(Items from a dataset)

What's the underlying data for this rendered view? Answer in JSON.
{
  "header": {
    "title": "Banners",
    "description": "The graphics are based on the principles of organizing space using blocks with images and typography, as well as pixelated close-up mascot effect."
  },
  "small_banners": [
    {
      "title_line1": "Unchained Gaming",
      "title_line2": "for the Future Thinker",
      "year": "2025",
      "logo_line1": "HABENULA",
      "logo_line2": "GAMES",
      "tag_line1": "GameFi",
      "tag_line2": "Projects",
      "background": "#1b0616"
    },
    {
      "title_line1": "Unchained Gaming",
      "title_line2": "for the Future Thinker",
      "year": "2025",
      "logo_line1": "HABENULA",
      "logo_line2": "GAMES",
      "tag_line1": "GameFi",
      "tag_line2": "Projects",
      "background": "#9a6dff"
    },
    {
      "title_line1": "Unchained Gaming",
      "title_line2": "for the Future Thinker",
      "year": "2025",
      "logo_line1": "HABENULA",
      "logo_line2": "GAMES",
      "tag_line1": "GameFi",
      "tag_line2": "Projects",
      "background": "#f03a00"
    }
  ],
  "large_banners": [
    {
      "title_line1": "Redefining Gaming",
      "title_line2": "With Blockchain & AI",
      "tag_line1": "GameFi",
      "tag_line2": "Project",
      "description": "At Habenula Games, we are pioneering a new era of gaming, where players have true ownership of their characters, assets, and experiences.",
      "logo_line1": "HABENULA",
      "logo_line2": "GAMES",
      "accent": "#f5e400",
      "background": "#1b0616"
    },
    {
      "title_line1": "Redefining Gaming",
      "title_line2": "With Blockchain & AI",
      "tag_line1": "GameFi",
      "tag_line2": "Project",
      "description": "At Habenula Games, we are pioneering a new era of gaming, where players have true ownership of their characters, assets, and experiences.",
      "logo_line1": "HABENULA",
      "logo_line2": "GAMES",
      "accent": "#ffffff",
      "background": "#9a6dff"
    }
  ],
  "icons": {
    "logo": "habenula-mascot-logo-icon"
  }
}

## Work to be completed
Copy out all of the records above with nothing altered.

## Reply
What's the underlying data for this rendered view? Answer in JSON.
{
  "header": {
    "title": "Banners",
    "description": "The graphics are based on the principles of organizing space using blocks with images and typography, as well as pixelated close-up mascot effect."
  },
  "small_banners": [
    {
      "title_line1": "Unchained Gaming",
      "title_line2": "for the Future Thinker",
      "year": "2025",
      "logo_line1": "HABENULA",
      "logo_line2": "GAMES",
      "tag_line1": "GameFi",
      "tag_line2": "Projects",
      "background": "#1b0616"
    },
    {
      "title_line1": "Unchained Gaming",
      "title_line2": "for the Future Thinker",
      "year": "2025",
      "logo_line1": "HABENULA",
      "logo_line2": "GAMES",
      "tag_line1": "GameFi",
      "tag_line2": "Projects",
      "background": "#9a6dff"
    },
    {
      "title_line1": "Unchained Gaming",
      "title_line2": "for the Future Thinker",
      "year": "2025",
      "logo_line1": "HABENULA",
      "logo_line2": "GAMES",
      "tag_line1": "GameFi",
      "tag_line2": "Projects",
      "background": "#f03a00"
    }
  ],
  "large_banners": [
    {
      "title_line1": "Redefining Gaming",
      "title_line2": "With Blockchain & AI",
      "tag_line1": "GameFi",
      "tag_line2": "Project",
      "description": "At Habenula Games, we are pioneering a new era of gaming, where players have true ownership of their characters, assets, and experiences.",
      "logo_line1": "HABENULA",
      "logo_line2": "GAMES",
      "accent": "#f5e400",
      "background": "#1b0616"
    },
    {
      "title_line1": "Redefining Gaming",
      "title_line2": "With Blockchain & AI",
      "tag_line1": "GameFi",
      "tag_line2": "Project",
      "description": "At Habenula Games, we are pioneering a new era of gaming, where players have true ownership of their characters, assets, and experiences.",
      "logo_line1": "HABENULA",
      "logo_line2": "GAMES",
      "accent": "#ffffff",
      "background": "#9a6dff"
    }
  ],
  "icons": {
    "logo": "habenula-mascot-logo-icon"
  }
}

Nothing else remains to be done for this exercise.